● Assignment
Please report each line of the data below that contains "Edit".

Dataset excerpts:

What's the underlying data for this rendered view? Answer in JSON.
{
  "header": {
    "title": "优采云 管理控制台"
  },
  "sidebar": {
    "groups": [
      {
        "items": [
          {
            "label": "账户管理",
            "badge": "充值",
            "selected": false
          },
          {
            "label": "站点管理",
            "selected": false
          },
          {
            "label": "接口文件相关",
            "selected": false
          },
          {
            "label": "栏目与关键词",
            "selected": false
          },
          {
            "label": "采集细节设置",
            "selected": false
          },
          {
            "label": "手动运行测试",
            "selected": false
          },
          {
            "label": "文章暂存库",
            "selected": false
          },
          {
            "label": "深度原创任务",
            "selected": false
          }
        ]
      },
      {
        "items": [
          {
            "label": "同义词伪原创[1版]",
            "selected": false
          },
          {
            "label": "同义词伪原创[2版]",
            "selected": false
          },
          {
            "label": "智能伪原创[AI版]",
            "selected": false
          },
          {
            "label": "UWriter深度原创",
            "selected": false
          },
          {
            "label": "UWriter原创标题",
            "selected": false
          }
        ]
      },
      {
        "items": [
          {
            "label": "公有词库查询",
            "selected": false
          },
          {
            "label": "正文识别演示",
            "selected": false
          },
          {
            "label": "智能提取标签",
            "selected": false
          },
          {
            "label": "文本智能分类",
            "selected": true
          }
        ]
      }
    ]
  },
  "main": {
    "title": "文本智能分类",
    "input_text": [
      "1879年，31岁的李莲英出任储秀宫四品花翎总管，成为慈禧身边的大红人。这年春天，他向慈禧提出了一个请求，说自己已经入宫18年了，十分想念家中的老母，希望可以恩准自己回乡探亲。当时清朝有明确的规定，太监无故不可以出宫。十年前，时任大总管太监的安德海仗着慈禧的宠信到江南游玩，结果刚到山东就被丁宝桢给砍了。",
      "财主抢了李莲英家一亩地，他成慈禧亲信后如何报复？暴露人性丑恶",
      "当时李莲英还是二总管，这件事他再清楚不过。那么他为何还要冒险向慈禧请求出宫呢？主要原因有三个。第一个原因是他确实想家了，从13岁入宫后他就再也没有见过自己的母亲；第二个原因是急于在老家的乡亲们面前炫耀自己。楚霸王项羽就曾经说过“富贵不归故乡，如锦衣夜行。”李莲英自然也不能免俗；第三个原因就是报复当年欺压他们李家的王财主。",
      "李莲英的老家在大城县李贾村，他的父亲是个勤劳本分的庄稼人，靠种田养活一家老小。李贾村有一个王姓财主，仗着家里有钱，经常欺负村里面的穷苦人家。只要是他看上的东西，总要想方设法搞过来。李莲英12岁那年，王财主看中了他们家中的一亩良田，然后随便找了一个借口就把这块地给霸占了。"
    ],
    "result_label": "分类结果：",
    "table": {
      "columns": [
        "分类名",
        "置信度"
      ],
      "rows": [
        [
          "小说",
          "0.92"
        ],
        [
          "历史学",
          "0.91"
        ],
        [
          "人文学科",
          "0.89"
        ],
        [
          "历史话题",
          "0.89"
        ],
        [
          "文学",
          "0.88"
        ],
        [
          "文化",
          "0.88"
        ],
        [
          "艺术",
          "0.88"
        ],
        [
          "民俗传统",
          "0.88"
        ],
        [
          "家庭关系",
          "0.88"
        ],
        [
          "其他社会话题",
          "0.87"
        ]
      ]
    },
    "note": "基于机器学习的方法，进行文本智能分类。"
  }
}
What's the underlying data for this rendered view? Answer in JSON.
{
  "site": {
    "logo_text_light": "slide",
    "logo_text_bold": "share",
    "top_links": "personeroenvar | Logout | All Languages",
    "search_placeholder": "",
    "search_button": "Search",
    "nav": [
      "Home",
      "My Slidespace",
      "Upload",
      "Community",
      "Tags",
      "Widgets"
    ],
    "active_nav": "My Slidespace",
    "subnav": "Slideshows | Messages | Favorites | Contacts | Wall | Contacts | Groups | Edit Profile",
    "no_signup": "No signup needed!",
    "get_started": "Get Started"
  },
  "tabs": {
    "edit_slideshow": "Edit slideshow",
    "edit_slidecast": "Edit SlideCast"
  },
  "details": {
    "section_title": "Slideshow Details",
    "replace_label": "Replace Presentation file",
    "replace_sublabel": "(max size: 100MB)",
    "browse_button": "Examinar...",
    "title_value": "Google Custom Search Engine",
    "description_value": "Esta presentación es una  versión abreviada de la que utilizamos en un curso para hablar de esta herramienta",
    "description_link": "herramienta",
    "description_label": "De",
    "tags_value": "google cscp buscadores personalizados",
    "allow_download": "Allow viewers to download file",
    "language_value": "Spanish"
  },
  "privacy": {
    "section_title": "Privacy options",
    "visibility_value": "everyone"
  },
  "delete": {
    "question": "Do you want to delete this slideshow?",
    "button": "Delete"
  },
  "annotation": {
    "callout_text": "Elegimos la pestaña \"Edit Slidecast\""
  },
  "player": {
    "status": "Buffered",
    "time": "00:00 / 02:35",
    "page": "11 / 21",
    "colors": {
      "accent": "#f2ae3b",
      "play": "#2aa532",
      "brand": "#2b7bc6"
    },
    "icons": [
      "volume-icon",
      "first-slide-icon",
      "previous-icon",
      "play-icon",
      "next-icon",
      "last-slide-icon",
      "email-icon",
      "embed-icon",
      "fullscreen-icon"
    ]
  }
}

● Output for this task
    "subnav": "Slideshows | Messages | Favorites | Contacts | Wall | Contacts | Groups | Edit Profile",
    "edit_slideshow": "Edit slideshow",
    "edit_slidecast": "Edit SlideCast"
    "callout_text": "Elegimos la pestaña \"Edit Slidecast\""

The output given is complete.